◆ **Work instruction**:
In the listing that follows, count the lines that include "image", and answer with the total alone.

◆ **Given data**:
=== Section Start ===

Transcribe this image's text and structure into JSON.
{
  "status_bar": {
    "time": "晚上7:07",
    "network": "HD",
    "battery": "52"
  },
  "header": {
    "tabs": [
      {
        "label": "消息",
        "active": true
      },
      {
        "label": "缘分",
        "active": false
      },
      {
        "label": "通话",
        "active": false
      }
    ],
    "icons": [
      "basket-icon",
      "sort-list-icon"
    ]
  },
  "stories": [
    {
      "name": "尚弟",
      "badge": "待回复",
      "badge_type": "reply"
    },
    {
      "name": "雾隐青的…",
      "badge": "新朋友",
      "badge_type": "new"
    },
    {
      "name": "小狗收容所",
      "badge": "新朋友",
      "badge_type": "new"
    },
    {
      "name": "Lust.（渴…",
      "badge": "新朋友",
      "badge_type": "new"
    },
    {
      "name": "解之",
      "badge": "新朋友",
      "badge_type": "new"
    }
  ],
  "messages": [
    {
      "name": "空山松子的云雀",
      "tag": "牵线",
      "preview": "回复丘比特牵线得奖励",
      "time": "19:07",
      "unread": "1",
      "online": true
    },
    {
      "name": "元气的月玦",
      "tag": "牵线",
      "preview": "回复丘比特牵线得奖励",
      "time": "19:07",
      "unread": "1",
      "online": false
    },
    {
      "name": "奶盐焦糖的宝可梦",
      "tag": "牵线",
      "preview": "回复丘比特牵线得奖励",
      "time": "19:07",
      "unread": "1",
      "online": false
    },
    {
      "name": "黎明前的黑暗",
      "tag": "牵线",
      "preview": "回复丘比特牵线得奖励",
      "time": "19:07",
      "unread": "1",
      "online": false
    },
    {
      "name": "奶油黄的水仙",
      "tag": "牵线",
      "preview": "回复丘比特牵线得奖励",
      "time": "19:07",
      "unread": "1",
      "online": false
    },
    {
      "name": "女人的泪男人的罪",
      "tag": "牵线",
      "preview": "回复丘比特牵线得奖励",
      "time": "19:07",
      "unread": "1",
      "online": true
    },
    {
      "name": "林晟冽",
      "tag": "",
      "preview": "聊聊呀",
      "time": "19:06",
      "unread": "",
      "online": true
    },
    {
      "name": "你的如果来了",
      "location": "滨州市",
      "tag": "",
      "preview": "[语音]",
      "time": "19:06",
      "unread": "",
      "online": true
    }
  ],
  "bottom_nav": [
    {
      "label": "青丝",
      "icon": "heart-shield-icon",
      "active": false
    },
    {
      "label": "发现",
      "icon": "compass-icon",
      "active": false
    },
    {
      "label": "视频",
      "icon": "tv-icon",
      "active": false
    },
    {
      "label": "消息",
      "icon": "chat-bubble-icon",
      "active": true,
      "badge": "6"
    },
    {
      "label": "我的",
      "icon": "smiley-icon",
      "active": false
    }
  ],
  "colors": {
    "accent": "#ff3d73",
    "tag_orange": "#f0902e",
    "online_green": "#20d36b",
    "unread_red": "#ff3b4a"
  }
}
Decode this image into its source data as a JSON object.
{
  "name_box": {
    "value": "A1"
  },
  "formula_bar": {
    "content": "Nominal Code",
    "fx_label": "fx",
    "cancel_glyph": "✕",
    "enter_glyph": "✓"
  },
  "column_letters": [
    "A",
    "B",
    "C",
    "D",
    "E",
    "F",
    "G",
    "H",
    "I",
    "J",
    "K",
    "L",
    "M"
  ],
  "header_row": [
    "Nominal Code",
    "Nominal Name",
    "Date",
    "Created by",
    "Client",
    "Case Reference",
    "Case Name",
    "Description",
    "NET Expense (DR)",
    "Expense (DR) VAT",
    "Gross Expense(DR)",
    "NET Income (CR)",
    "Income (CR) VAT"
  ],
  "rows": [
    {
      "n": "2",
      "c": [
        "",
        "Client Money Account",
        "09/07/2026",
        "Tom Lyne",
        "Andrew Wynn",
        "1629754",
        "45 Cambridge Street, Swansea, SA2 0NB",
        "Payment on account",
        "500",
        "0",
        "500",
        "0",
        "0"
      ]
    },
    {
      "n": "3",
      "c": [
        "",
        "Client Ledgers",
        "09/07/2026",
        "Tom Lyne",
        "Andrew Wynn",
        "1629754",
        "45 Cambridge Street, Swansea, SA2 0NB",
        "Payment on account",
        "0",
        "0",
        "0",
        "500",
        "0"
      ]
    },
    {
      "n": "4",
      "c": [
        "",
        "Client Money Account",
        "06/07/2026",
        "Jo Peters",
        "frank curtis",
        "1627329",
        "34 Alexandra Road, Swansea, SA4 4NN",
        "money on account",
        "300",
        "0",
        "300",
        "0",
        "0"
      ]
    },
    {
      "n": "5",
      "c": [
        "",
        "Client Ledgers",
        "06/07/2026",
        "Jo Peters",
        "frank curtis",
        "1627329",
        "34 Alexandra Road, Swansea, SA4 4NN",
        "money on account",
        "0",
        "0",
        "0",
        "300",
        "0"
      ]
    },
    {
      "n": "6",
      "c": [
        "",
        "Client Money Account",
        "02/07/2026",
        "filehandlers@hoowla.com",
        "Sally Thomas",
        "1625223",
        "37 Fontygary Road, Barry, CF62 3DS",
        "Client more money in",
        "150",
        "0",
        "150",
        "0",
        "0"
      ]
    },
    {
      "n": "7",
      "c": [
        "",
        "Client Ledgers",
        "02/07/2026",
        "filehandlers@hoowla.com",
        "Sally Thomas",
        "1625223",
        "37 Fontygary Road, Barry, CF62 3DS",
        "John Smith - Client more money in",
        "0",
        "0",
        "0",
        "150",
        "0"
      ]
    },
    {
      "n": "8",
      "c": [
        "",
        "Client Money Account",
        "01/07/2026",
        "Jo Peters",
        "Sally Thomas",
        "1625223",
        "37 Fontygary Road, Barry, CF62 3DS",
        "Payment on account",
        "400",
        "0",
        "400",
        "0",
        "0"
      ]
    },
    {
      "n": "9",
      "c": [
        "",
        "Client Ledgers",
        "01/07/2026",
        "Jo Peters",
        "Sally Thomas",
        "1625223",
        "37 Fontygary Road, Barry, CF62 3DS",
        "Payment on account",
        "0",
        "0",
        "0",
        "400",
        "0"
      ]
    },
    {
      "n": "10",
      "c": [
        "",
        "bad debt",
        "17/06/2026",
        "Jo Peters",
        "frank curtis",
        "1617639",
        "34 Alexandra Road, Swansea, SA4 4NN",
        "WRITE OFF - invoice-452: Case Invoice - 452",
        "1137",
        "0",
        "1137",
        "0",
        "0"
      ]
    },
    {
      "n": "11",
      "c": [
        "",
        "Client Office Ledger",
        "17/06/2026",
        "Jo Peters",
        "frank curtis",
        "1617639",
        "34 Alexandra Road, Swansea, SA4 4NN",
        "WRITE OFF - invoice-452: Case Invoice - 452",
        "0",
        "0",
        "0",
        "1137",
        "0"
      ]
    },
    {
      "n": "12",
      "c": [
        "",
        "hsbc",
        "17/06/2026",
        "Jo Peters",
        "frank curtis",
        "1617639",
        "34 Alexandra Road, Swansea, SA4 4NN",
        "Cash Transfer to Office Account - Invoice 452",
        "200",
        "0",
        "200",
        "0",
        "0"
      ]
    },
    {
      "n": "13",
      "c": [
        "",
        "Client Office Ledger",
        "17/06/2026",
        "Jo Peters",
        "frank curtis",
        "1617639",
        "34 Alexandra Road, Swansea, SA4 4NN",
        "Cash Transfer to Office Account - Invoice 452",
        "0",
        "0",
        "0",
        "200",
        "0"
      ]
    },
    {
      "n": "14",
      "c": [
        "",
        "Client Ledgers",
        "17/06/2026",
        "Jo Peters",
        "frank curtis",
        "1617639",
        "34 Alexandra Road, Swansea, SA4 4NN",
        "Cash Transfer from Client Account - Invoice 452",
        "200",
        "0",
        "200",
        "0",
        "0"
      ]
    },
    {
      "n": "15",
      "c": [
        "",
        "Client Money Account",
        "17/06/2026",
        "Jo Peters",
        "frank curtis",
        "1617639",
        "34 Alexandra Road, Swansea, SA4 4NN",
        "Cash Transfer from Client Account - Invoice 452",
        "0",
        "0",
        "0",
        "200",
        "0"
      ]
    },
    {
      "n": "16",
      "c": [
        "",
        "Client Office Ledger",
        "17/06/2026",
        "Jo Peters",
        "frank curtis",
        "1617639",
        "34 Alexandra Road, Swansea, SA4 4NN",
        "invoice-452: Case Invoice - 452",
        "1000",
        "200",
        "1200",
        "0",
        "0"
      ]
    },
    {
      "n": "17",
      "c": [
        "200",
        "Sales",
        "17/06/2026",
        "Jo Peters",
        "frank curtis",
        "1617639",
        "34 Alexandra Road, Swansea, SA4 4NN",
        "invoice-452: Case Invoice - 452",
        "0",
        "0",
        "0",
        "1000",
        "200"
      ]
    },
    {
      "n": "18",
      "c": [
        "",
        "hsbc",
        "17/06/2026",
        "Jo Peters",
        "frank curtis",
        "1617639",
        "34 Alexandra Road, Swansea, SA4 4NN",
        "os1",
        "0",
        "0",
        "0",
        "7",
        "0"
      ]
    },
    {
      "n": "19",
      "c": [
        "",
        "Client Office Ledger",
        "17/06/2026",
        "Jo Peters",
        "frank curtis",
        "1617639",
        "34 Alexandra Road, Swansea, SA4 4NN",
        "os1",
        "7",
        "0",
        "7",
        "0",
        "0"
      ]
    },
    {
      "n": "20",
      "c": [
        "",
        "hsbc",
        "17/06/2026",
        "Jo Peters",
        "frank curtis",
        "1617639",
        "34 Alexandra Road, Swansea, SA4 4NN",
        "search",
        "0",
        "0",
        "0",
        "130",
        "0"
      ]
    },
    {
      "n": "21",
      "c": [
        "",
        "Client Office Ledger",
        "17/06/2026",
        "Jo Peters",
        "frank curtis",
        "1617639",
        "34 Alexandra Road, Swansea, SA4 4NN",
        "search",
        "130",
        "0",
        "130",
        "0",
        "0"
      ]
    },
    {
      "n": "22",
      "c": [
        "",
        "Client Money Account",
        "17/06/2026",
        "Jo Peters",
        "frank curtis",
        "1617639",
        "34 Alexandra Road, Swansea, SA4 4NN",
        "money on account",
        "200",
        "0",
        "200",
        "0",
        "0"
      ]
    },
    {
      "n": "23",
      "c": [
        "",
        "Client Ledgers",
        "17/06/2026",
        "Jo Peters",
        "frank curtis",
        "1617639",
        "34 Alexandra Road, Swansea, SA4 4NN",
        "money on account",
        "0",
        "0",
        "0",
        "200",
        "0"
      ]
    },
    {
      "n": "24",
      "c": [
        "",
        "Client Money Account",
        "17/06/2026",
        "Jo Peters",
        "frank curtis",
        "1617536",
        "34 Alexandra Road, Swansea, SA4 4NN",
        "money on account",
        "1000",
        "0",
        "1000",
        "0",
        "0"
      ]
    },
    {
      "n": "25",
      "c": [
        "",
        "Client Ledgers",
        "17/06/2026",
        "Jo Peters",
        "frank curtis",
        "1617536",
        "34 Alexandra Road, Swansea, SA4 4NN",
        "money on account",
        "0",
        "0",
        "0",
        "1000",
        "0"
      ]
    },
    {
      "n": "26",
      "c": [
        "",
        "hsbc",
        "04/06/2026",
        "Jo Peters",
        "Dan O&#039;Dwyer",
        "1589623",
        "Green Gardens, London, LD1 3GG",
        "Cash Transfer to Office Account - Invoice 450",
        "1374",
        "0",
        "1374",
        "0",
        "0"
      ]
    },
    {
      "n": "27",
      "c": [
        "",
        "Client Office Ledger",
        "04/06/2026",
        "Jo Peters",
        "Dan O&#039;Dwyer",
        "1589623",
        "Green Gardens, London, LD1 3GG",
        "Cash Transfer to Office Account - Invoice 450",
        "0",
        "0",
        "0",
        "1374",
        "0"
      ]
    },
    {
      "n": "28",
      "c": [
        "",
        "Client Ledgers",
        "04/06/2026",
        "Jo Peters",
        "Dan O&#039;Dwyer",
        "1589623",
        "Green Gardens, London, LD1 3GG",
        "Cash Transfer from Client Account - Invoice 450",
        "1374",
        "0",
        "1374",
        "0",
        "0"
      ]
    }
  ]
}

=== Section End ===

◆ **Answer for the task**:
2